On one hand, it’s a fitting reflection of the topsy-turvy season in England that, heading into the final four of the FA Cup, the competition’s best remaining player isn’t a world-famous, well-decorated superstar for Chelsea or Manchester City or Arsenal, but rather trophy-barren Everton’s 22-year-old striker. On the other, judging from said striker’s increasingly dominant performances over the years, it’s probably only a matter of time before Romelu Lukaku finds himself a member of soccer’s superstar caste.
Everton played Chelsea on Saturday in the quarterfinals of the FA Cup, and it was Lukaku who made all the difference in his team’s 2-0 victory. For the entire 90 minutes, he showed off all the skills that for years have peaked out from the edges. Now they have emerged, fully-formed, to impose themselves every time Lukaku touches the ball. There was no better example of just how complete his game is than his first goal of the day:
He uses his positional sense and situational awareness to split Chelsea’s two center backs (okay, not that that was all that hard against some pretty terrible defending) while pointing exactly where he wanted the ball played; simultaneously demonstrates his quickness and strength by squeezing between Branislav Ivanović and César Azpilicueta before muscling off the latter’s attempt to basically hop onto his back like an older brother shrugging off a rowdy younger sibling; stutter-steps past John Obi Mikel; then, in a masterclass of subtle body positioning, completely spins around Gary Cahill with little more than a couple dips of the shoulder and swivels of the hips before sliding the ball past Thibaut Courtois from a tight angle. While maybe not as viscerally compelling at first glance as some of the more flamboyant runs you’ll see, it nonetheless exhibited a whole array of abilities required of a world-class forward—a level that, if Lukaku hasn’t reached already, he’s coming nearer to every day.
The young Belgian’s brace against Chelsea put him at 25 goals in 36 matches in all competitions, already his highest ever tally. His 18 league goals are just one fewer than golden boot-leaders Jamie Vardy and Harry Kane. Everton have maybe been a little disappointing this season, sitting all the way back in 12th place in the league despite a squad armed with loads of talent in a wide open field, but Lukaku has unquestionably strengthened his reputation as one of the best young strikers the world over.
The natural impulse after a game like Lukaku’s this weekend—and his entire season, for that matter—is to wonder where he goes from here. Is Everton too small a club for a player of his caliber? If so, is he already good enough to start for a real Champions League contender? Which of the world’s biggest clubs have both a need for and the means to acquire him?
While, speculative as they may be, it makes sense to ask those questions, there is a more important concern that underlines all of those and keeps the focus on where it should be, on the pitch itself. After coming so far already—from Anderlecht to Chelsea to West Brom to Everton, at all times evincing glimpses of future greatness and slowly but surely making good on that promise—exactly how high in the sport’s hierarchy can these talents of his take Lukaku? The answer, first and foremost, is at least to the FA Cup semifinals with Everton. It is our unique privilege to watch where he goes from there in due time.

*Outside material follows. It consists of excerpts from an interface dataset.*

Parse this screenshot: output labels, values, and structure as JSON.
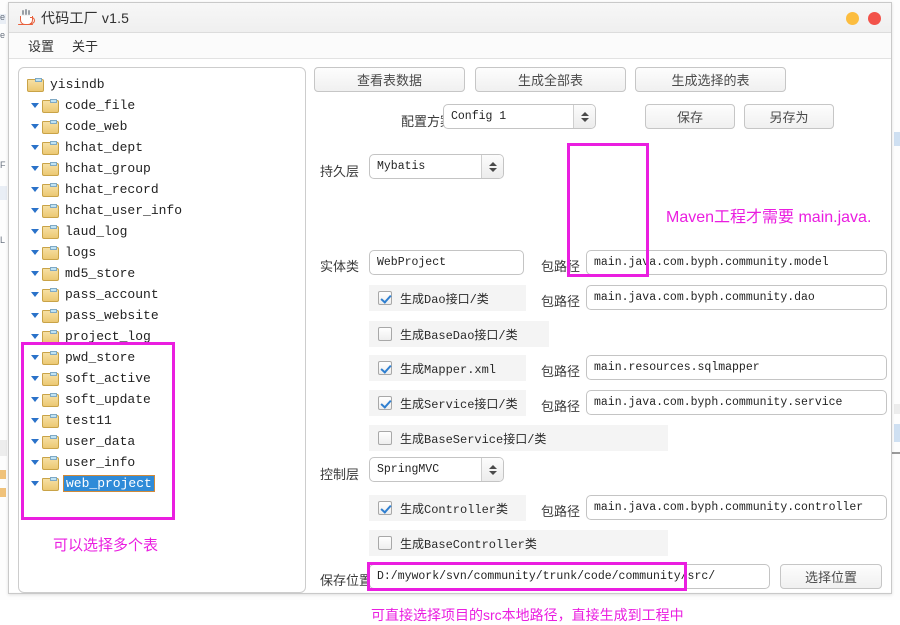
{
  "window": {
    "title": "代码工厂 v1.5",
    "icon": "coffee-cup-icon",
    "minimize_label": "",
    "close_label": ""
  },
  "menu": {
    "items": [
      {
        "label": "设置"
      },
      {
        "label": "关于"
      }
    ]
  },
  "tree": {
    "root": "yisindb",
    "nodes": [
      {
        "label": "code_file",
        "selected": false
      },
      {
        "label": "code_web",
        "selected": false
      },
      {
        "label": "hchat_dept",
        "selected": false
      },
      {
        "label": "hchat_group",
        "selected": false
      },
      {
        "label": "hchat_record",
        "selected": false
      },
      {
        "label": "hchat_user_info",
        "selected": false
      },
      {
        "label": "laud_log",
        "selected": false
      },
      {
        "label": "logs",
        "selected": false
      },
      {
        "label": "md5_store",
        "selected": false
      },
      {
        "label": "pass_account",
        "selected": false
      },
      {
        "label": "pass_website",
        "selected": false
      },
      {
        "label": "project_log",
        "selected": false
      },
      {
        "label": "pwd_store",
        "selected": false
      },
      {
        "label": "soft_active",
        "selected": false
      },
      {
        "label": "soft_update",
        "selected": false
      },
      {
        "label": "test11",
        "selected": false
      },
      {
        "label": "user_data",
        "selected": false
      },
      {
        "label": "user_info",
        "selected": false
      },
      {
        "label": "web_project",
        "selected": true
      }
    ]
  },
  "toolbar": {
    "view_table_data": "查看表数据",
    "generate_all_tables": "生成全部表",
    "generate_selected_tables": "生成选择的表"
  },
  "config_row": {
    "label": "配置方案",
    "selected_scheme": "Config 1",
    "save_label": "保存",
    "save_as_label": "另存为"
  },
  "form": {
    "persistence_layer_label": "持久层",
    "persistence_layer_value": "Mybatis",
    "entity_class_label": "实体类",
    "entity_class_value": "WebProject",
    "package_path_label": "包路径",
    "entity_package": "main.java.com.byph.community.model",
    "dao_package": "main.java.com.byph.community.dao",
    "mapper_package": "main.resources.sqlmapper",
    "service_package": "main.java.com.byph.community.service",
    "controller_package": "main.java.com.byph.community.controller",
    "control_layer_label": "控制层",
    "control_layer_value": "SpringMVC",
    "checkboxes": {
      "gen_dao": {
        "label": "生成Dao接口/类",
        "checked": true
      },
      "gen_base_dao": {
        "label": "生成BaseDao接口/类",
        "checked": false
      },
      "gen_mapper": {
        "label": "生成Mapper.xml",
        "checked": true
      },
      "gen_service": {
        "label": "生成Service接口/类",
        "checked": true
      },
      "gen_base_service": {
        "label": "生成BaseService接口/类",
        "checked": false
      },
      "gen_controller": {
        "label": "生成Controller类",
        "checked": true
      },
      "gen_base_controller": {
        "label": "生成BaseController类",
        "checked": false
      }
    },
    "save_location_label": "保存位置",
    "save_location_value": "D:/mywork/svn/community/trunk/code/community/src/",
    "choose_location_label": "选择位置"
  },
  "annotations": {
    "accent_color": "#ea1ee0",
    "multi_select_note": "可以选择多个表",
    "maven_note": "Maven工程才需要 main.java.",
    "src_path_note": "可直接选择项目的src本地路径，直接生成到工程中"
  }
}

Photo via Getty
Contact the author at firstname.lastname@example.org.